» Records for processing:

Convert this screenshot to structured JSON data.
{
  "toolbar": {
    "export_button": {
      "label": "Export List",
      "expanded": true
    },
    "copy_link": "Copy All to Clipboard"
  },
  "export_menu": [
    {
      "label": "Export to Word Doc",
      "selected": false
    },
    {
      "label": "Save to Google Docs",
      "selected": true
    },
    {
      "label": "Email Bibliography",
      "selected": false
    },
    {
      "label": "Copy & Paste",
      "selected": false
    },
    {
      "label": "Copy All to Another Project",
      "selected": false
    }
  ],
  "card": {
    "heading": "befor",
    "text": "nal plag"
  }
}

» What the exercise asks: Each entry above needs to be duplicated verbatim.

» Reply to the task:
Convert this screenshot to structured JSON data.
{
  "toolbar": {
    "export_button": {
      "label": "Export List",
      "expanded": true
    },
    "copy_link": "Copy All to Clipboard"
  },
  "export_menu": [
    {
      "label": "Export to Word Doc",
      "selected": false
    },
    {
      "label": "Save to Google Docs",
      "selected": true
    },
    {
      "label": "Email Bibliography",
      "selected": false
    },
    {
      "label": "Copy & Paste",
      "selected": false
    },
    {
      "label": "Copy All to Another Project",
      "selected": false
    }
  ],
  "card": {
    "heading": "befor",
    "text": "nal plag"
  }
}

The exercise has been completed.